■ **EXERCISE DESCRIPTION**: Look through the entries below and return all lines including the word "xxmassdeveloper".

■ **RECORDS FOR THE TASK**:
=====
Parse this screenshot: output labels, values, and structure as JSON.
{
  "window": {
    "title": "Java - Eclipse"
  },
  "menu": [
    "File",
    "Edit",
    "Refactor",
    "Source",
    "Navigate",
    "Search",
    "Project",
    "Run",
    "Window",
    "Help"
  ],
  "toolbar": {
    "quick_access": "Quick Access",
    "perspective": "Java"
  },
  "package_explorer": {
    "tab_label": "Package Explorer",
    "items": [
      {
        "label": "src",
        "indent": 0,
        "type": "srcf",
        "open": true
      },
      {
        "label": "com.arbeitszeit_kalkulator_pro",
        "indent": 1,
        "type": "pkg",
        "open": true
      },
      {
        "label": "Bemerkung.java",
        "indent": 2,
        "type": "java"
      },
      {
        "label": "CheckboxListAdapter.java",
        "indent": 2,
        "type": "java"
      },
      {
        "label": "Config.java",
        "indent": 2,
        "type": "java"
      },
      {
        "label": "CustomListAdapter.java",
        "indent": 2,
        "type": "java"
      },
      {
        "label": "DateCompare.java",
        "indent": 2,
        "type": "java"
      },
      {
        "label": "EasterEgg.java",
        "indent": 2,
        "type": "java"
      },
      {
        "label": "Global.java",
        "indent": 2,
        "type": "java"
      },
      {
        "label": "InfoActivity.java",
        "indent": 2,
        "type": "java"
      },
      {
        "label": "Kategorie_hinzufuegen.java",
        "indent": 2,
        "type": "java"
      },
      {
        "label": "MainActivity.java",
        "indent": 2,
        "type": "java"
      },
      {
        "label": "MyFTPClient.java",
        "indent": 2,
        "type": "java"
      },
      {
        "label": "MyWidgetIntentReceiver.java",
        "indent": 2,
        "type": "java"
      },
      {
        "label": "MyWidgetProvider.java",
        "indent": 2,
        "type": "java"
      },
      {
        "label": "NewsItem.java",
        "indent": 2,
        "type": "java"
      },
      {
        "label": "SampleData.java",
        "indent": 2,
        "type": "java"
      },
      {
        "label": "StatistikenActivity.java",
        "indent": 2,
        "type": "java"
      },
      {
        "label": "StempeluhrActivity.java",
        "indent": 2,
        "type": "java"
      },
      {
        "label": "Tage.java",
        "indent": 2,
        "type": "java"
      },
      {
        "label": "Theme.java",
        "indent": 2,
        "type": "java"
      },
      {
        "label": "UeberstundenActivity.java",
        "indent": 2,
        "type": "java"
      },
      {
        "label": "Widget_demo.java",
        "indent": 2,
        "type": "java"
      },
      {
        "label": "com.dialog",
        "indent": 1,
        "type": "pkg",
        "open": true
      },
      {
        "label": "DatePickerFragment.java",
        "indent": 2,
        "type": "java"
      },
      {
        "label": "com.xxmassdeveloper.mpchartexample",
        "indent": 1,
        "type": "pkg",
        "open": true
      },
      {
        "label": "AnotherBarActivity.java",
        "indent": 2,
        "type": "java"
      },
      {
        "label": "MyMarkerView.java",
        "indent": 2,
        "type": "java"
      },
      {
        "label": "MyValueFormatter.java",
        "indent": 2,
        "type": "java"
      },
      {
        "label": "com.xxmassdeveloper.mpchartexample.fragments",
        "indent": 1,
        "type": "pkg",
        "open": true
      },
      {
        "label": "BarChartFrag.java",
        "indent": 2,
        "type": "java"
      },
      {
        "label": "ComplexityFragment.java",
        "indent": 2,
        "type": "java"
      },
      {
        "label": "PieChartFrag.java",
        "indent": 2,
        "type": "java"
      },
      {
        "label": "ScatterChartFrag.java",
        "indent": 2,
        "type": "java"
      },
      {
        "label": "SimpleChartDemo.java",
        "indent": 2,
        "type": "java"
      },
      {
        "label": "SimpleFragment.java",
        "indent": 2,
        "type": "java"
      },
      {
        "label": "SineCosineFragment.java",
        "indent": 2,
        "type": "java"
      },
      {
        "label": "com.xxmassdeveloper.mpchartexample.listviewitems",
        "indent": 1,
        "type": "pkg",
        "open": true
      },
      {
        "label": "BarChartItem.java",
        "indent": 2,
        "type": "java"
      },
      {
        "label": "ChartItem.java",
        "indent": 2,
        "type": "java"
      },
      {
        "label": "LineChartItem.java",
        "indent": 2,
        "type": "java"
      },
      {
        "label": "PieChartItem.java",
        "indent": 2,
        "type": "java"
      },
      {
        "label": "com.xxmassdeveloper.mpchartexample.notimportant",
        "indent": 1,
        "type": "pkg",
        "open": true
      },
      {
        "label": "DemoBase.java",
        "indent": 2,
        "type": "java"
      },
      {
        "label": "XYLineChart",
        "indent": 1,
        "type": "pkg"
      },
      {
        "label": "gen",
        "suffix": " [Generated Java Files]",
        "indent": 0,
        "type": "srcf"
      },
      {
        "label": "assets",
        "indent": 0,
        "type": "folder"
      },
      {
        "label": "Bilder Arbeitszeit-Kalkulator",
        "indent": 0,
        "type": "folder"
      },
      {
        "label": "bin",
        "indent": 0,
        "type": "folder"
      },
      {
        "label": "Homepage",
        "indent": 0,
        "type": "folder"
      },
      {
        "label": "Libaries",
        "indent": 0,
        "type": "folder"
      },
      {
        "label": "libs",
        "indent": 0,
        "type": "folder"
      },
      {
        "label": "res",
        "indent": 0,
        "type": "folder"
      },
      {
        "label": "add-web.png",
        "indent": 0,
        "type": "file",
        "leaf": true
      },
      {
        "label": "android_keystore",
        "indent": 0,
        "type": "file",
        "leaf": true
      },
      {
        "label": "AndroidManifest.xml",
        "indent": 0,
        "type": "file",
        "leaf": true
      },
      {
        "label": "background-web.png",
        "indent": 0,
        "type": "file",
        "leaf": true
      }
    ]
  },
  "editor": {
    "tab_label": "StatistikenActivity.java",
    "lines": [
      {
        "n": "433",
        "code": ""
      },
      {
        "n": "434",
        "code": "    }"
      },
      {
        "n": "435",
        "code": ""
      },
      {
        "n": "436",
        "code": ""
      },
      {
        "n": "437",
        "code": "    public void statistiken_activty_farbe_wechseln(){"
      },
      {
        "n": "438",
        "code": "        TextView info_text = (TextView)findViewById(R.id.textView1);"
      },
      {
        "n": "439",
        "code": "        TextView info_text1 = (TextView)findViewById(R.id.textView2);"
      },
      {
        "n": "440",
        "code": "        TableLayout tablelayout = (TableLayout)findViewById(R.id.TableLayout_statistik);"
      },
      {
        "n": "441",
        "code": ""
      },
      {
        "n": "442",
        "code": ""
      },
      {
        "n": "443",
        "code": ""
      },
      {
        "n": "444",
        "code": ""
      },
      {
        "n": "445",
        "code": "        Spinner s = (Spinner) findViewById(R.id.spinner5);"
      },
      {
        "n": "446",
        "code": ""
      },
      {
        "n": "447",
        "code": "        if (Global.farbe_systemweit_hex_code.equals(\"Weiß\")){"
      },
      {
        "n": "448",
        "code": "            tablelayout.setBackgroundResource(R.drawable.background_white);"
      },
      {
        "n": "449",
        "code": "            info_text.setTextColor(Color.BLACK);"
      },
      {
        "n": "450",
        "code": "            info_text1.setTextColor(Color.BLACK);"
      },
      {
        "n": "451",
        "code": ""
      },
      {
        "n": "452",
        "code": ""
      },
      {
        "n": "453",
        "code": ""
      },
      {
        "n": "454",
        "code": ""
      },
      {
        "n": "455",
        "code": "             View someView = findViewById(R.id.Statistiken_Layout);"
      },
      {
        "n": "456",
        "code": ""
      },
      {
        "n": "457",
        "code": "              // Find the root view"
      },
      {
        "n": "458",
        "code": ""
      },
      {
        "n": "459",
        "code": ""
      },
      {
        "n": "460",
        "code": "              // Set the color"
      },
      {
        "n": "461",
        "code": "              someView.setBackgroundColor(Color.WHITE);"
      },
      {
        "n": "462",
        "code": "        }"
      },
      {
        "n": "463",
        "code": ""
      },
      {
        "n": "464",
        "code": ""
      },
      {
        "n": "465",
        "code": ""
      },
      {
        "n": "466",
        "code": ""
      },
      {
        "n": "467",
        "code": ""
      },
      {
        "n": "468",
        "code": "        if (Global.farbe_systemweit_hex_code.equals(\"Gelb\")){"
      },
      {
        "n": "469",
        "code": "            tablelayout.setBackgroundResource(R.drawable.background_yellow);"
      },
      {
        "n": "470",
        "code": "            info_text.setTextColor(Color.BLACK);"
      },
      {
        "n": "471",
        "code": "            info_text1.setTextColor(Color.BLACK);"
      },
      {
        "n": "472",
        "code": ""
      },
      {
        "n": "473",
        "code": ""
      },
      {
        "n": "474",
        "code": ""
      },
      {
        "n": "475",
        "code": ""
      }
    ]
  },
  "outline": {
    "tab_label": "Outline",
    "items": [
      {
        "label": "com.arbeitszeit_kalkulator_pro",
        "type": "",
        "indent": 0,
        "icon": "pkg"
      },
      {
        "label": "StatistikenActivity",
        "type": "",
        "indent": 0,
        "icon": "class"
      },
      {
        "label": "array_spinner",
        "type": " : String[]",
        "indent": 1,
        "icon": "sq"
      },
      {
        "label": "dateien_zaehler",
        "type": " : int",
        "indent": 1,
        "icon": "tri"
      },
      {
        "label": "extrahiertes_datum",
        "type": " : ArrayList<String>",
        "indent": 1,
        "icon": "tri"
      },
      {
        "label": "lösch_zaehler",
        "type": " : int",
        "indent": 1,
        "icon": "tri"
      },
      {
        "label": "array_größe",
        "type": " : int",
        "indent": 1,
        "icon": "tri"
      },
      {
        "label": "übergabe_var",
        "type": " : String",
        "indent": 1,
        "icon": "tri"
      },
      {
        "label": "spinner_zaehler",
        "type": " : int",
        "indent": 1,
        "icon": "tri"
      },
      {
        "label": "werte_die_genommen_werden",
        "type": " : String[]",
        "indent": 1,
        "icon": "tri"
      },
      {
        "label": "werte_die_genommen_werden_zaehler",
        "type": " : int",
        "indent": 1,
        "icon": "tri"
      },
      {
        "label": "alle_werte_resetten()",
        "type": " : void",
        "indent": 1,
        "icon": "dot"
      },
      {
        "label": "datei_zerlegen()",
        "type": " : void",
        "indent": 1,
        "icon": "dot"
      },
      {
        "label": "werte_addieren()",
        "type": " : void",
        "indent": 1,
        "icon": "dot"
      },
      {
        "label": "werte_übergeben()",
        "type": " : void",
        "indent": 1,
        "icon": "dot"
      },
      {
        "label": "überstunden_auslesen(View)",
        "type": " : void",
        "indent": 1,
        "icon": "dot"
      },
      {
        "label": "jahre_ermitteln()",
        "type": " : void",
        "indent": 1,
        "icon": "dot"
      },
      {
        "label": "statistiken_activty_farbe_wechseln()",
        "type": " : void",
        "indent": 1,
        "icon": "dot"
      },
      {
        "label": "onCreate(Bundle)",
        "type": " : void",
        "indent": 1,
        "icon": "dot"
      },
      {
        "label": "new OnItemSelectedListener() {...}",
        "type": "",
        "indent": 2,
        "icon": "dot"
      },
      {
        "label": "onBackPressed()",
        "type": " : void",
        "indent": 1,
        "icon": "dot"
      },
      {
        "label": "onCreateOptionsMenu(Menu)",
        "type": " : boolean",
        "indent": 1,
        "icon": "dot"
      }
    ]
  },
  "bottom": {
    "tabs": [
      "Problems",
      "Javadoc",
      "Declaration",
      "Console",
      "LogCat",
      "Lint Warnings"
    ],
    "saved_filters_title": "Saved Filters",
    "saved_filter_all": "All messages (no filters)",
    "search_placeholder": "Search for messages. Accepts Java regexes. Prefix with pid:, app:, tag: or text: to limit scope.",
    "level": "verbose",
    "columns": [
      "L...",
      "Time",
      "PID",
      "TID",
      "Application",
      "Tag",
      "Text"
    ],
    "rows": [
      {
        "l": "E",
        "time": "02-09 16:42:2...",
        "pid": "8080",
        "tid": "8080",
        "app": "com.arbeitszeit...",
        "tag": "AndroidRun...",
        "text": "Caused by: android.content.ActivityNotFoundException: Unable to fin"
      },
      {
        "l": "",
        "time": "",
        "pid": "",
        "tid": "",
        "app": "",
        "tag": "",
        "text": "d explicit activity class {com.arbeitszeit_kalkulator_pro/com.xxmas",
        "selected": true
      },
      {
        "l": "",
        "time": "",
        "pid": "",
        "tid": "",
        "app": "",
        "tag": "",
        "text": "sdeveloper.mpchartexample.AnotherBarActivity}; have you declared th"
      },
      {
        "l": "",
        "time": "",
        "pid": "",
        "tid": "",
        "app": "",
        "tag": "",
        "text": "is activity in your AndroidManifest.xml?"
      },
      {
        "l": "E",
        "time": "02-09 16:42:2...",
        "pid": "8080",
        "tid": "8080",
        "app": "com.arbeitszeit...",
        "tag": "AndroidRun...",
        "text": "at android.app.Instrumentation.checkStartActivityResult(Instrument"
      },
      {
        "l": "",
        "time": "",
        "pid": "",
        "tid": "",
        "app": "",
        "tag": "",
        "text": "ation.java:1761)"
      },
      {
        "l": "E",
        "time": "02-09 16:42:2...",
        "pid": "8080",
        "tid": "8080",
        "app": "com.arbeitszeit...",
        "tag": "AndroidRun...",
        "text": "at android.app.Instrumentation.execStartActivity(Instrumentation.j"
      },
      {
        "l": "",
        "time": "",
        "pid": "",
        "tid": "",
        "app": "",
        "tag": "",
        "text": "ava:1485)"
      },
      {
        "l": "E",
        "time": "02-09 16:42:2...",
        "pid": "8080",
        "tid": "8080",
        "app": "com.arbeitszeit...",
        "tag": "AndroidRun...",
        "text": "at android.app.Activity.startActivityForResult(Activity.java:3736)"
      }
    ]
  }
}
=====
■ **RESPONSE**:
        "label": "com.xxmassdeveloper.mpchartexample",
        "label": "com.xxmassdeveloper.mpchartexample.fragments",
        "label": "com.xxmassdeveloper.mpchartexample.listviewitems",
        "label": "com.xxmassdeveloper.mpchartexample.notimportant",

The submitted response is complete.